<<<<

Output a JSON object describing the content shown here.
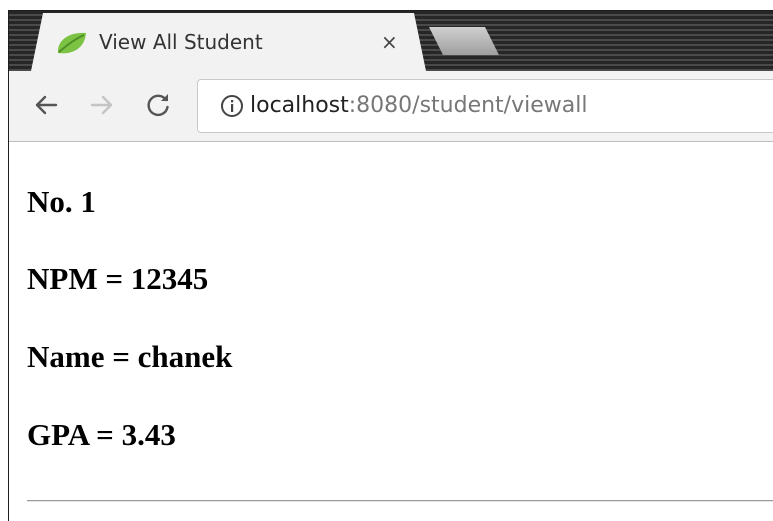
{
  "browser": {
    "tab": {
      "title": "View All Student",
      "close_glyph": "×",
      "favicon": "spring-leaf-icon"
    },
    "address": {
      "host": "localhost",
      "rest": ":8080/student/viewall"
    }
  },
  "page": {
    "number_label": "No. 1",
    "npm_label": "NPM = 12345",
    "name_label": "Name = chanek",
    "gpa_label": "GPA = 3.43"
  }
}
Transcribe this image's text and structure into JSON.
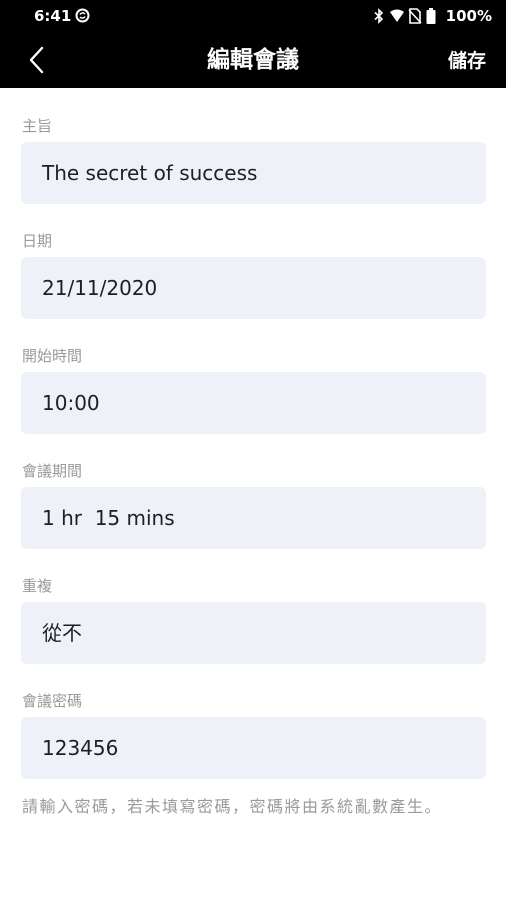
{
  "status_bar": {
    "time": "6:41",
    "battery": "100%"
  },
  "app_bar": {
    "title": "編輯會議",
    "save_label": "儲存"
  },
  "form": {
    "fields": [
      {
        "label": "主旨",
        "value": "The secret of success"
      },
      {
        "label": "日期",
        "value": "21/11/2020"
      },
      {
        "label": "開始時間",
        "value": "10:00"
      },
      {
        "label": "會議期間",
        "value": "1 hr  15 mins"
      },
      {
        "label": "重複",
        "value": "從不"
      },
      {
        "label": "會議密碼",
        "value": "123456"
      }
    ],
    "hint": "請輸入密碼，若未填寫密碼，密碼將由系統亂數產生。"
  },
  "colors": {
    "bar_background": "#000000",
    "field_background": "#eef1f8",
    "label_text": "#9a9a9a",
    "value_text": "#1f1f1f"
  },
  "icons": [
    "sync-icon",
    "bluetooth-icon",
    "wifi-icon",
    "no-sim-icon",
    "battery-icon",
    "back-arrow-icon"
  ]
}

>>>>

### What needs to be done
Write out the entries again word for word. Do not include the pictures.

### Answer to this exercise
Output a JSON object describing the content shown here.
{
  "browser": {
    "tab": {
      "title": "View All Student",
      "close_glyph": "×",
      "favicon": "spring-leaf-icon"
    },
    "address": {
      "host": "localhost",
      "rest": ":8080/student/viewall"
    }
  },
  "page": {
    "number_label": "No. 1",
    "npm_label": "NPM = 12345",
    "name_label": "Name = chanek",
    "gpa_label": "GPA = 3.43"
  }
}
Transcribe this image's text and structure into JSON.
{
  "status_bar": {
    "time": "6:41",
    "battery": "100%"
  },
  "app_bar": {
    "title": "編輯會議",
    "save_label": "儲存"
  },
  "form": {
    "fields": [
      {
        "label": "主旨",
        "value": "The secret of success"
      },
      {
        "label": "日期",
        "value": "21/11/2020"
      },
      {
        "label": "開始時間",
        "value": "10:00"
      },
      {
        "label": "會議期間",
        "value": "1 hr  15 mins"
      },
      {
        "label": "重複",
        "value": "從不"
      },
      {
        "label": "會議密碼",
        "value": "123456"
      }
    ],
    "hint": "請輸入密碼，若未填寫密碼，密碼將由系統亂數產生。"
  },
  "colors": {
    "bar_background": "#000000",
    "field_background": "#eef1f8",
    "label_text": "#9a9a9a",
    "value_text": "#1f1f1f"
  },
  "icons": [
    "sync-icon",
    "bluetooth-icon",
    "wifi-icon",
    "no-sim-icon",
    "battery-icon",
    "back-arrow-icon"
  ]
}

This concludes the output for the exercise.